■ **Exercise aim**
If a line of the data below holds the string "gallery", copy it.

■ **Exercise materials**
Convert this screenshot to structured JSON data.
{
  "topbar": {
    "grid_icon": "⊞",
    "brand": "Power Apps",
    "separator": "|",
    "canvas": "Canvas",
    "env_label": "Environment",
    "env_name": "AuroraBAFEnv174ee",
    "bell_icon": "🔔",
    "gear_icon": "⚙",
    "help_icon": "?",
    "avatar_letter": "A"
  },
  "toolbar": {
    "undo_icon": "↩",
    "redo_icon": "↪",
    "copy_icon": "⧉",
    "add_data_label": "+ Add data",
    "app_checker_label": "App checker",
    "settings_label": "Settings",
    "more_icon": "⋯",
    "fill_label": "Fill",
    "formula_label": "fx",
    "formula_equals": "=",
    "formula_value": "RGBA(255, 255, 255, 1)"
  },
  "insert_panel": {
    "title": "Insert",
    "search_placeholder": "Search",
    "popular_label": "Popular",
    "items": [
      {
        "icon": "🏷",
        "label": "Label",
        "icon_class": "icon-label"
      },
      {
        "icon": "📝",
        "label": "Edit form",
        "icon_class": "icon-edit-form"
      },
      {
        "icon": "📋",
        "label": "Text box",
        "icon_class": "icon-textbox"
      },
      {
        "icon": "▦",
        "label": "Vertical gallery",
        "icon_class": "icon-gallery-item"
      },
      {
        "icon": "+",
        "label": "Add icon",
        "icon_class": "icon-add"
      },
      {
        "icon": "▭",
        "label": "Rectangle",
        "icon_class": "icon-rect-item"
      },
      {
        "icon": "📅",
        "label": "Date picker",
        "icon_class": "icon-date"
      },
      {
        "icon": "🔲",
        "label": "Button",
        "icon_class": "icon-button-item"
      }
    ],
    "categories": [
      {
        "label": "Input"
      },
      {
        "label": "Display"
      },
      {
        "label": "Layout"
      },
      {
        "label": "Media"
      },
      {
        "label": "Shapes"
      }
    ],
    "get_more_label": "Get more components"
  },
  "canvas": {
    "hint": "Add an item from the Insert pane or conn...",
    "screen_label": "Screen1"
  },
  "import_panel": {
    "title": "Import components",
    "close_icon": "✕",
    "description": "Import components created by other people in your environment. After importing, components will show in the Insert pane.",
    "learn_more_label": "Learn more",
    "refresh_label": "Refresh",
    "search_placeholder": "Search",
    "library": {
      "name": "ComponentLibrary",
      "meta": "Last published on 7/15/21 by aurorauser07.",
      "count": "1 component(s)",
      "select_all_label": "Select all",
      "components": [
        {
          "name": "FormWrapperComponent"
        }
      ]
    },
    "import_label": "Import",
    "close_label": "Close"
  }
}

■ **Task answer**
        "label": "Vertical gallery",
        "icon_class": "icon-gallery-item"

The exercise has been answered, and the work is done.